> **Task instructions**
Using the records below, find every line that includes "лёгкий" and copy it.

Segment Start: Supplied material

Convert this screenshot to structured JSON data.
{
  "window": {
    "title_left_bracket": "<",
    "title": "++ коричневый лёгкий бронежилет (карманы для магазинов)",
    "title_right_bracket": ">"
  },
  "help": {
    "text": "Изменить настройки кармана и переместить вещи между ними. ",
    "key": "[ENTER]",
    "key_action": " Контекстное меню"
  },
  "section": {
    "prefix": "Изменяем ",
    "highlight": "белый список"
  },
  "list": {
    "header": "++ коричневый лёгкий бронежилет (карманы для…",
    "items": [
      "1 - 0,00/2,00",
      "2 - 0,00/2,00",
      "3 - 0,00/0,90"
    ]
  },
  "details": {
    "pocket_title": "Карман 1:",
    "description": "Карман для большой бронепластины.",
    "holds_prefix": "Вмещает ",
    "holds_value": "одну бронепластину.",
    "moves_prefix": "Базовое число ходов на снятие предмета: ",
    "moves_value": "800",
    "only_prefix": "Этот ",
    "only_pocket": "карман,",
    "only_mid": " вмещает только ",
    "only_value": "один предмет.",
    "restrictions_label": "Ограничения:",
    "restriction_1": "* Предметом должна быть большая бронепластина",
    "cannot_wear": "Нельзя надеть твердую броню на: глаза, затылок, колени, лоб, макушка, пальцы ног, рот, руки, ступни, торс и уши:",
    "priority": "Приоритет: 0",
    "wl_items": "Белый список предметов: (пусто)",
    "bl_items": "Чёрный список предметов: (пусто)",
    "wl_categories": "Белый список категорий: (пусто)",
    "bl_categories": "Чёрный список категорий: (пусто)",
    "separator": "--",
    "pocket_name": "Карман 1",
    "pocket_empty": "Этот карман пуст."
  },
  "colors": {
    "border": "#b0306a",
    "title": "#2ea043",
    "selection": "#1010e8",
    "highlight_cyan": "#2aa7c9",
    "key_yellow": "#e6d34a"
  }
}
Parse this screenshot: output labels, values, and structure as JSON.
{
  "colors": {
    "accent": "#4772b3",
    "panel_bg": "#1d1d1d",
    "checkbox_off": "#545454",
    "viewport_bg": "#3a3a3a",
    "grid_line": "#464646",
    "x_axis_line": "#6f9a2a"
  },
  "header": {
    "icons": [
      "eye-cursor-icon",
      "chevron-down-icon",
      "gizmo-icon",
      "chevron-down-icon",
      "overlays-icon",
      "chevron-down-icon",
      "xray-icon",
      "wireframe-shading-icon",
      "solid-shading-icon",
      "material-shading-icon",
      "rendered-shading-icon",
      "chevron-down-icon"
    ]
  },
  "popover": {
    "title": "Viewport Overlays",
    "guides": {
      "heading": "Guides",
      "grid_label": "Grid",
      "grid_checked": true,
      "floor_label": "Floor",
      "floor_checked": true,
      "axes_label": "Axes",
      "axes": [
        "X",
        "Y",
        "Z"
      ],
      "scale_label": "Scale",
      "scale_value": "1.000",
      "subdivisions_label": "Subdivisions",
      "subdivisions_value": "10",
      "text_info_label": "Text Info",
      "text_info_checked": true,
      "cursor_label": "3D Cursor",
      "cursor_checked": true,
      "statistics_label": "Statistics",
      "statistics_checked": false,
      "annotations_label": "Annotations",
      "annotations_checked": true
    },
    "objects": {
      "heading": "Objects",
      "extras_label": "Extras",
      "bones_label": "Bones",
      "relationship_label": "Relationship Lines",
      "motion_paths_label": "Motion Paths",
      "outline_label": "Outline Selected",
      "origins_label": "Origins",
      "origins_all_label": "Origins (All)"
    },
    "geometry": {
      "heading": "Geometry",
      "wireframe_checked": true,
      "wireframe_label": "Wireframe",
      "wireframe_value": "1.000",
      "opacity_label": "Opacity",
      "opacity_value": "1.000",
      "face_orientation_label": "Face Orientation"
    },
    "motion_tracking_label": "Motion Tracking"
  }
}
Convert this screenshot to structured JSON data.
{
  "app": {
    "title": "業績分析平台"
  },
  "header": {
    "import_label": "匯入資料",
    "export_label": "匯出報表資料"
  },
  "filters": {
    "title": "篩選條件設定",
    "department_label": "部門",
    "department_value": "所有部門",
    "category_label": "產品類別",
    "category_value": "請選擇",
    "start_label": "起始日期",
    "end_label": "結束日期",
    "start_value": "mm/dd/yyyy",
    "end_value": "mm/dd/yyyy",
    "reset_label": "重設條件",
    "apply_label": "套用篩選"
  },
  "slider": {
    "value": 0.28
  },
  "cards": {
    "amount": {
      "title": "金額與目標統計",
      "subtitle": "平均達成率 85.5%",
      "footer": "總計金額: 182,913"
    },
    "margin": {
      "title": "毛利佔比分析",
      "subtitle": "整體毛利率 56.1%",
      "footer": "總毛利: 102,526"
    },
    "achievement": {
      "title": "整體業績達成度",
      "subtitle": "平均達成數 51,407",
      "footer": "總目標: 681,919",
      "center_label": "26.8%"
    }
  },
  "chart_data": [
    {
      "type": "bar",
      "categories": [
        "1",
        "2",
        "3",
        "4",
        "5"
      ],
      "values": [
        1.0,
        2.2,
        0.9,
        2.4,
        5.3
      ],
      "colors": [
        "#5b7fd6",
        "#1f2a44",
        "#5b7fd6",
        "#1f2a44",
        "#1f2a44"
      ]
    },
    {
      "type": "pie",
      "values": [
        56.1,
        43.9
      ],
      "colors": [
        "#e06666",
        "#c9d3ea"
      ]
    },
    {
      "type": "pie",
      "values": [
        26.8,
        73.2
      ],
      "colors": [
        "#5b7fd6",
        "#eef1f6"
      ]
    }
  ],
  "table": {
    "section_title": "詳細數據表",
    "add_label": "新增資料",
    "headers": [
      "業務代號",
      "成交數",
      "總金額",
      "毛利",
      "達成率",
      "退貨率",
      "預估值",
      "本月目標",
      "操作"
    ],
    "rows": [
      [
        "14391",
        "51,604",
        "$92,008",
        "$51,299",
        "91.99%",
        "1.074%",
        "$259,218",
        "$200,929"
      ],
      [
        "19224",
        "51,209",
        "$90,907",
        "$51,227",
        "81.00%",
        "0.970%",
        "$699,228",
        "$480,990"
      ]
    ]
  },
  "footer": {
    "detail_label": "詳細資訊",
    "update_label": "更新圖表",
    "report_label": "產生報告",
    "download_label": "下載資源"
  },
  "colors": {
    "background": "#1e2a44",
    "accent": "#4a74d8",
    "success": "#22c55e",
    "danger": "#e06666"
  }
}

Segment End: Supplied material

> **Solution to the problem**
    "title": "++ коричневый лёгкий бронежилет (карманы для магазинов)",
    "header": "++ коричневый лёгкий бронежилет (карманы для…",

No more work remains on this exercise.